PIKEVILLE, Ky. – Since the doors opened to the Khirbet el-Maqatir exhibit in January 2017, more than 600 people have walked through the doors of the historical York House in Pikeville to view the exhibit.
The story of Khirbet el-Maqatir is outlined in the brochure for the exhibit.
After the fall of Jericho, Joshua and the Israelites moved against the fortress of Ai. Though defeated in the initial attack, Joshua devised a strategy which led to the conquest of Ai, the first century village on the site may be the remains of Ephraim mentioned in the book of John.
The Khirbet el-Maqatir is a world class archaeological exhibit, where approximately 250 ancient artifacts from biblical times are on display, the display is set up as a walk through so visitors can view biblical history through multiple periods.
The tour begins in the Byzantine period and walks visitors backward through the history, exploring the world of the first century Judea, the might of Rome, the might of the Mesopotamian empires, the period of the kingdoms of Israel and Judah, an Egyptian tomb, the fortress of Ai at the time of Joshua’s conquest and the time of biblical patriarchs.
Exhibit director, Tommy Chamberlin said, “We are very proud to have a world class Biblical archaeology exhibit that would mirror what you would normally find in a large metropolitan city right here in Pikeville, Ky.”
Some of the items visitors will find on display throughout the exhibit are Gate Socket stone, a stone from the ancient city gate of Ai/Khirbet el-Maqatir, which is found in the Gates of Ai room of the exhibit along with the Jericho Pot and the Tel Beth Shamesh Mudbrick, Ai reflects the time period in the Bible at the time of Joshua seven and eight. Egyptian scarab from Khibet el-Maqatir, this helped confirm the fortress to the Late Bronze age and supported the identification as Ai of the Bible, the Nebuchadnezzar Brick from the ancient Babylon with the cuneiform stamp impression, idols from the Old Testament.
The Shekel of Tyre, which is likely the style of coin given to Judas to betray Jesus is on display as well as the Canaanite Sacaphagus Mask, which is located inside the Egyptian Tomb.
Many of the items mentioned are included in the exhibit director’s top ten of artifacts to see along with the Khirbet el-Maqatir Limestone Basin, the Roman Era Limestone Cups, the Infant burial jar and Hezekiah’s Seal.
The Horn Archaeological Museum and David A. Dorsey Museum of Biblical Archaeology contributed over 200 additional artifacts from various time periods of the ancient Near East that are related to the biblical era.
Visitors touring the Iron Age Room may get the chance to hold a real sling stone from Israel, artifacts in this room date from 5000 to 1500 years old.
During a tour of The Lost Fortress of Ai exhibit visitors can look at artifacts from the early bronze-age and the Bab-Edh-Ohra, which many believe is Sodom.
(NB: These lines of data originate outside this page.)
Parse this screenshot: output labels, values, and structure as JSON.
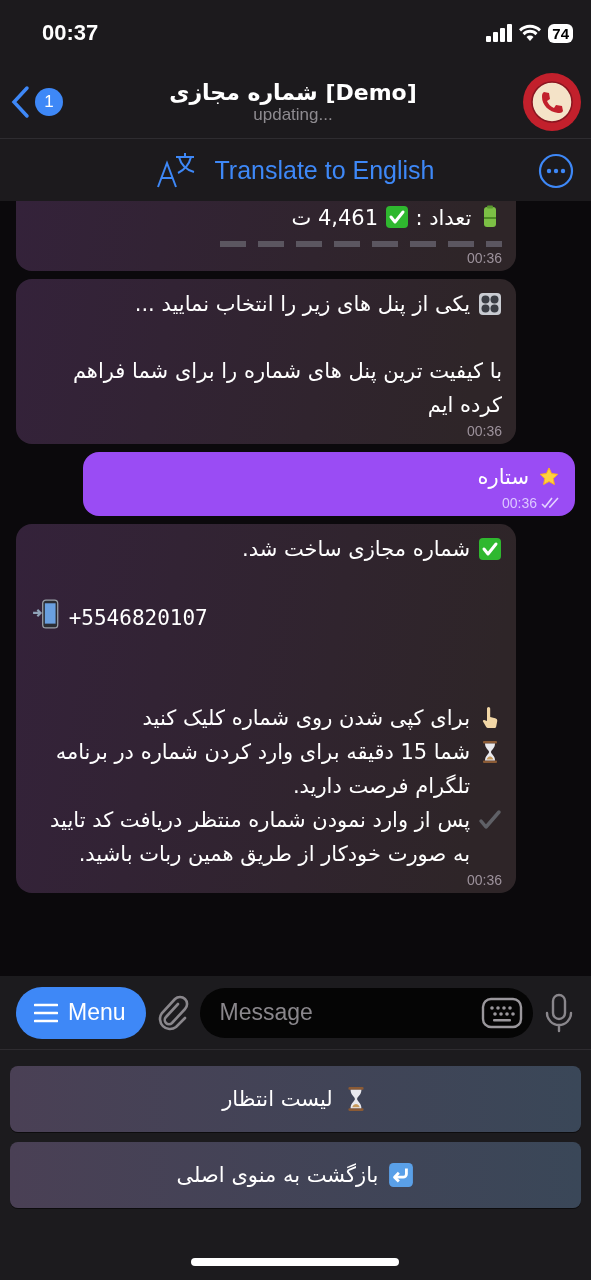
{
  "status_bar": {
    "time": "00:37",
    "battery": "74"
  },
  "header": {
    "back_badge": "1",
    "title": "شماره مجازی [Demo]",
    "subtitle": "updating..."
  },
  "translate_bar": {
    "label": "Translate to English"
  },
  "messages": [
    {
      "kind": "incoming",
      "lines": [
        {
          "kind": "count",
          "label": "تعداد :",
          "value": "4,461 ت"
        },
        {
          "kind": "dashes"
        }
      ],
      "time": "00:36"
    },
    {
      "kind": "incoming",
      "lines": [
        {
          "kind": "panel",
          "text": "یکی از پنل های زیر را انتخاب نمایید ..."
        },
        {
          "kind": "gap"
        },
        {
          "kind": "plain",
          "text": "با کیفیت ترین پنل های شماره را برای شما فراهم کرده ایم"
        }
      ],
      "time": "00:36"
    },
    {
      "kind": "outgoing",
      "lines": [
        {
          "kind": "star",
          "text": "ستاره"
        }
      ],
      "time": "00:36",
      "read": true
    },
    {
      "kind": "incoming",
      "lines": [
        {
          "kind": "check",
          "text": "شماره مجازی ساخت شد."
        },
        {
          "kind": "gap"
        },
        {
          "kind": "phone",
          "text": "+5546820107"
        },
        {
          "kind": "gap"
        },
        {
          "kind": "gap"
        },
        {
          "kind": "pointer",
          "text": "برای کپی شدن روی شماره کلیک کنید"
        },
        {
          "kind": "hourglass",
          "text": "شما 15 دقیقه برای وارد کردن شماره در برنامه  تلگرام فرصت دارید."
        },
        {
          "kind": "tick",
          "text": "پس از وارد نمودن شماره منتظر دریافت کد تایید به صورت خودکار از طریق همین ربات باشید."
        }
      ],
      "time": "00:36"
    }
  ],
  "composer": {
    "menu_label": "Menu",
    "placeholder": "Message"
  },
  "keyboard": [
    {
      "kind": "hourglass",
      "text": "لیست انتظار"
    },
    {
      "kind": "return",
      "text": "بازگشت به منوی اصلی"
    }
  ]
}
On the first floor of the exhibit visitors will a first century storage jar from KeM, ancient oil lamps and scrolls from the Dead Sea.
The original plans were for the exhibit to be housed in Pikeville from January until June, however, due to the overwhelming response to the exhibit, the artifacts will be staying in place until at least the end of August.
This is only the fourth stop for the exhibit in four years, this is the only stop for the exhibit which includes the additional 200 artifacts.
Chamberlin, who is the University of Pikeville alumni President reached out to the Associates of Biblical Research, to arrange to send the exhibit to Pikeville. Prior to arrival in Pikeville the exhibit had only been on display in major cities such as Dallas and Chattanooga.
To date the exhibit has welcomed visitors from five states and private tours are scheduled for this summer with people from as far away as California, with additional private tours scheduled for groups from Pennsylvania and Tennessee.
An on-site gift shop offers a wide variety of books, coins and magazines. Also in the gift shop different types, sizes and textures can be obtained through various donation amounts.
Interns from the University of Pikeville donate their time to conduct the tours with guidance from Mr. Chamberlin.
“This exhibit is something special for our community and myself and the volunteers enjoying walking people through 300 years of history,” said Chamberlin.
The exhibit will have special hours designated during Hillbilly Days, April 20-22. The exhibit will be open from 11 a.m. to 7 p.m. on Thursday, 1 p.m. to 5 p.m. on Friday and 9 a.m. to 5 p.m. on Saturday.
After Hillbilly Days the exhibit will return to the regular operating hours.
Public exhibit hours are Friday 1 p.m. until 5 p.m. and Saturday 9 a.m. to 5 p.m.
Private bookings with guided tours are available Monday through Thursday and on Friday mornings.
Kendra Mahon is a reporter for the Williamson Daily News, she can be contacted at [email protected] or 304-235-4242 ext 2278.